        The single flower truss is the easiest of all to picture in an interesting manner, but even in this permissive age it is better not to photograph the naked limb. At least a mini-skirt of foliage should be shown. For a terminal flower cluster on an upright branch, the camera should nearly always be held vertically; the flowers would normally be about a third of the distance from the top; and some leaves at the bottom of the stem will give variety in color, shape and texture.
        This is the departure point. Now the photographer rings in variations on the theme. Interesting echoes of the subject, out of focus in the background, can reinforce the impact of the color, form and structure of the truss, isolated and seen more intimately than ever it is likely to be viewed by the casual eye among many others on the plant. In the manner of the Renaissance painters, the single truss can be positioned to one side and the background can suggest a long perspective somehow related to the subject. Again, the challenge is to the photographer to devise fresh new means of creating a stimulating setting for a familiar subjects.
        One of the alternatives is to isolate the subject by selective focus from any background or foreground which does not intentionally contribute to the picture. The eye unerringly- seeks a sharply defined object and rejects others which are blurred, so that the viewer concentrates on one center of interest.
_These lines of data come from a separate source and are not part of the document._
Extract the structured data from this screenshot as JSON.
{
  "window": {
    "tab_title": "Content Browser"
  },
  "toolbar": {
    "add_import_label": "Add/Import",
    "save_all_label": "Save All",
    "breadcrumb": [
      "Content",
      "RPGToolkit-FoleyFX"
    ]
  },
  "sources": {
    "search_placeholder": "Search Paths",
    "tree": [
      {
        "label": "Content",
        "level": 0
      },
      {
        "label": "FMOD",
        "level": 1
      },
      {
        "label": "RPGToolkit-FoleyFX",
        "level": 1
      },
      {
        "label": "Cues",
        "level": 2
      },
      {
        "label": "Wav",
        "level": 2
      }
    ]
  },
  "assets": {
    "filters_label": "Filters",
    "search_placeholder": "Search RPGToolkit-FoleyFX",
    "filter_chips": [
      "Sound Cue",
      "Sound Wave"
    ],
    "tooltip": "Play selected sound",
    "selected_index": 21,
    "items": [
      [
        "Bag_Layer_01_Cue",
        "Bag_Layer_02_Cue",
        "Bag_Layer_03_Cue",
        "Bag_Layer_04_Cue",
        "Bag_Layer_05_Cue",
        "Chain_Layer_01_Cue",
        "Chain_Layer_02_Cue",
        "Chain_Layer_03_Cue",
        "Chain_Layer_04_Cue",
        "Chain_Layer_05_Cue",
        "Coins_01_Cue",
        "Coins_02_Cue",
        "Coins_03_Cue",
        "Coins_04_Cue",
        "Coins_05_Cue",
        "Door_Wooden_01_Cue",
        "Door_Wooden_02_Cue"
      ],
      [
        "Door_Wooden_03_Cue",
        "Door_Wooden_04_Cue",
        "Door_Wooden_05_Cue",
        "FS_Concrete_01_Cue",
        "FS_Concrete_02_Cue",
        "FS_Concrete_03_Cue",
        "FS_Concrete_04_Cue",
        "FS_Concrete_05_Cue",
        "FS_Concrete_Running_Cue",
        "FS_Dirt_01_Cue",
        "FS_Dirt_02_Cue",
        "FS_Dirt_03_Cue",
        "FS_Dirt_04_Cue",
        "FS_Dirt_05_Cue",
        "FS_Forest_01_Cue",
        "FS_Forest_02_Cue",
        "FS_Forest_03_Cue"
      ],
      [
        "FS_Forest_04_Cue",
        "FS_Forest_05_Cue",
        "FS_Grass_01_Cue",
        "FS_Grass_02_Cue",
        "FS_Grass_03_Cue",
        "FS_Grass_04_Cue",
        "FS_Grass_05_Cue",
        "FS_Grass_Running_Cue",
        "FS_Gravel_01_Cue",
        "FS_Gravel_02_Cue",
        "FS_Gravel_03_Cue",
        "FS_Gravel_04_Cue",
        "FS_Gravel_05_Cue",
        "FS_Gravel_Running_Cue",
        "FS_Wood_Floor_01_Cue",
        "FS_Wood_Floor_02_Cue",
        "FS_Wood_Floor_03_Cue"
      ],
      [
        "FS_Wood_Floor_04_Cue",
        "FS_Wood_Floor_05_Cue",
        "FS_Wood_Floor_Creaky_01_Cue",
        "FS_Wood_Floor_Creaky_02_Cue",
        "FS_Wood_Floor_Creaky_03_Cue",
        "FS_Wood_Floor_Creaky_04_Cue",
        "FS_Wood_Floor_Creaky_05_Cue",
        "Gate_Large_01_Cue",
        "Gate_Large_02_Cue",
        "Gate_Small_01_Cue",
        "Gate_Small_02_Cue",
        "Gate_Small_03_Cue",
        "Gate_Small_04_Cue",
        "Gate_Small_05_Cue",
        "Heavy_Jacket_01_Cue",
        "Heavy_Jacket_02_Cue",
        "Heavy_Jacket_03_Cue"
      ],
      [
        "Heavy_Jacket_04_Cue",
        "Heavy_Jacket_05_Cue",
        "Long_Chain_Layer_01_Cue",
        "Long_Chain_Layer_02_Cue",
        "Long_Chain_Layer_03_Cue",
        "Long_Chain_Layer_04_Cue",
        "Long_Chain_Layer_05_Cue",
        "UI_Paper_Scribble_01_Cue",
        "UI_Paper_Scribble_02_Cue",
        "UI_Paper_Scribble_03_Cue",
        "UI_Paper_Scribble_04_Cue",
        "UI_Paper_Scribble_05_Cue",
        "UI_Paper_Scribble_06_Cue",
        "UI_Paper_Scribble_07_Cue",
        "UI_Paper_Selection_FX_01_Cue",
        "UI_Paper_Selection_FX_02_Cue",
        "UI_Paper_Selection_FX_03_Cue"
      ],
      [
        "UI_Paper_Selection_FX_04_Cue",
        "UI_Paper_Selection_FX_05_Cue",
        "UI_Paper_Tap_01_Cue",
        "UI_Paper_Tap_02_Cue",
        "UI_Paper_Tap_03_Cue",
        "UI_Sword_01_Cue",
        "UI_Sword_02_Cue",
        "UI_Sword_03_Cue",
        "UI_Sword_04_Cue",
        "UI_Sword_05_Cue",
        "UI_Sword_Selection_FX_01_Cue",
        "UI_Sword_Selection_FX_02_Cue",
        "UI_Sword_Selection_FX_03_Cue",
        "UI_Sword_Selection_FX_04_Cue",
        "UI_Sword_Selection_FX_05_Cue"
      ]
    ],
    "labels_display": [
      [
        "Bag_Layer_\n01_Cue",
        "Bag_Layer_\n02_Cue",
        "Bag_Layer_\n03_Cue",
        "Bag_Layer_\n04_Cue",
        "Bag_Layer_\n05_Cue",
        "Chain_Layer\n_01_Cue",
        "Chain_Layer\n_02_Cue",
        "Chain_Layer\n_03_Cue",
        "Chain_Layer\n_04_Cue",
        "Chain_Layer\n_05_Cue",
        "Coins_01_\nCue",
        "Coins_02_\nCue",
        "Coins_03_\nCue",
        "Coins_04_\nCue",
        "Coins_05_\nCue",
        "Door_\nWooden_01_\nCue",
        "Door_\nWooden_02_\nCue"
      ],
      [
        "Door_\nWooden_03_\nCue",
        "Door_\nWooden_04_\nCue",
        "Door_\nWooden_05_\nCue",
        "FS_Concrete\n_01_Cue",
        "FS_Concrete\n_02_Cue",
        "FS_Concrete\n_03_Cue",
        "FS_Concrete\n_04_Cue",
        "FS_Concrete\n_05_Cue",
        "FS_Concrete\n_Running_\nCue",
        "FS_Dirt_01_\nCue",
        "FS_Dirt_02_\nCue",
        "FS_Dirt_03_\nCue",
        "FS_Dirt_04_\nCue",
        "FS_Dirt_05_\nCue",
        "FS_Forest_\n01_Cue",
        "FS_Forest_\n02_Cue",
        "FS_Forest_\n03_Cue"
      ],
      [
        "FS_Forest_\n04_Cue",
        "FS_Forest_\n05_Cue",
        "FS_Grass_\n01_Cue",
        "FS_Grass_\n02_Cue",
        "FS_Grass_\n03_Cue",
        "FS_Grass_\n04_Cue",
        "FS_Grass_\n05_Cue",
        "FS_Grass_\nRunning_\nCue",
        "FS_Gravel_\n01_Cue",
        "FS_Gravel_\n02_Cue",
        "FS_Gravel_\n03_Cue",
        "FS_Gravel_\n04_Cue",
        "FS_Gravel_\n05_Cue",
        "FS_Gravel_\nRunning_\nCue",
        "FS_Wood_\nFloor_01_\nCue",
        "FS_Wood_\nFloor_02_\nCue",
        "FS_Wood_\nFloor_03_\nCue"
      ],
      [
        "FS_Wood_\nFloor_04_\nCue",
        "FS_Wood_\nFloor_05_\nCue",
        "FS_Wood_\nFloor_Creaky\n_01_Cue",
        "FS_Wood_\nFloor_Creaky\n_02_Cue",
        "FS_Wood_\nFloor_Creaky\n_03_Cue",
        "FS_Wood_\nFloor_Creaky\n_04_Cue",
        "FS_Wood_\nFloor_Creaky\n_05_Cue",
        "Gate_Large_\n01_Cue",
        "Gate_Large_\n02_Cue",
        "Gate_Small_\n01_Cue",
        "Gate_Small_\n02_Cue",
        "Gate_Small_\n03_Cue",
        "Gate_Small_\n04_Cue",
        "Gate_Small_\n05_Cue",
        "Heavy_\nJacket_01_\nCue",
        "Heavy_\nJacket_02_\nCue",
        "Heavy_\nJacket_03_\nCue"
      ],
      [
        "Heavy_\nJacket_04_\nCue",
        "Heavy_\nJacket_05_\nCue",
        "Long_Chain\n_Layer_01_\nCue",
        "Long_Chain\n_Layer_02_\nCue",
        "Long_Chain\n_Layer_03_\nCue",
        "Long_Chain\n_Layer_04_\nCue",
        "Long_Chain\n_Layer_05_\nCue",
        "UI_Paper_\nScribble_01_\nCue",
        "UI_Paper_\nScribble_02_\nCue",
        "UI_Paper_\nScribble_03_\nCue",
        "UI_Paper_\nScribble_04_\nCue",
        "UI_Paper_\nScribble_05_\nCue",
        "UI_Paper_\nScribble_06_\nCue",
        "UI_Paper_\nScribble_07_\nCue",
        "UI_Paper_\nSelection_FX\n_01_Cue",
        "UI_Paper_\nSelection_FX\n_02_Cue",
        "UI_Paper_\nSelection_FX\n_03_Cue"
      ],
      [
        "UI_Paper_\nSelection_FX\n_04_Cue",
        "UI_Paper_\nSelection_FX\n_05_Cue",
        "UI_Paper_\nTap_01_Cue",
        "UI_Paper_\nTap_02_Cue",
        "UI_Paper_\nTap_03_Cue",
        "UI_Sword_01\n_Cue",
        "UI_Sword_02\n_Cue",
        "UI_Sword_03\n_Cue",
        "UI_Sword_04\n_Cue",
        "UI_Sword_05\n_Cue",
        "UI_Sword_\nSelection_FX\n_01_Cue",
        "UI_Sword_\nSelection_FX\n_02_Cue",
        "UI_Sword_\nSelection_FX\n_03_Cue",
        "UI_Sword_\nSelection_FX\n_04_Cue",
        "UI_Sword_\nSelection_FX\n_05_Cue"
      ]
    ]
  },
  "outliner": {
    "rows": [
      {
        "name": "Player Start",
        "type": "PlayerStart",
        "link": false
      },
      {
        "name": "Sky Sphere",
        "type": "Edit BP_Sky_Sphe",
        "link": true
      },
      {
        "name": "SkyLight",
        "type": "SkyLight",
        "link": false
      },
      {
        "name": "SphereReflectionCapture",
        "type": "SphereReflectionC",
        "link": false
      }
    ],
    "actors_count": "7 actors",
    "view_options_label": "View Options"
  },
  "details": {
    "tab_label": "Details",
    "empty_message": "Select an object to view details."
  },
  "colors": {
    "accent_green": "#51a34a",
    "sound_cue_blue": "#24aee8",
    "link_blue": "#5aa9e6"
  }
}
If a single truss is the photographic subject, for example, the f. stop, which determines the depth of sharp focus from near to far, should be low enough that there is no distracting background clearly- defined. Instead, the image of any confusing foreground or background should be blurred, so that the viewer's attention is riveted on the clearly defined subject. As the photographer varies the f. stops while viewing the image on the ground glass screen of the camera. he will shortly arrive at the point where only the subject is sharply delineated. Any irrelevant background will not be distracting because it is out of focus.
        It is by no means necessary to photograph only a fully open truss. The most interesting and dramatic rhododendron picture I have ever seen was on a color calendar sent to his American friends by Robert Seleger, the Swiss landscape architect and rhododendron fancier. It shows in an extreme close-up, such as would be obtained with a Macro-Kilar lens, a single open flower, and behind the unopened buds of the truss forming a framing triangle in a deeper tint.
        Flower photography is, perhaps, at its best when an effort is made to catch on film a beautiful, imaginative image in the mind's eye, but the snap-shutter with an Instamatic may be just as pleased and proud of his forthright results. In either case it is surely the most important means of communication among rhododendron growers at all seasons and at any distance.


Volume 25, Number 1
January 1971

DLA Ejournal Home | QBARS Home | Table of Contents for this issue | Search JARS and other ejournals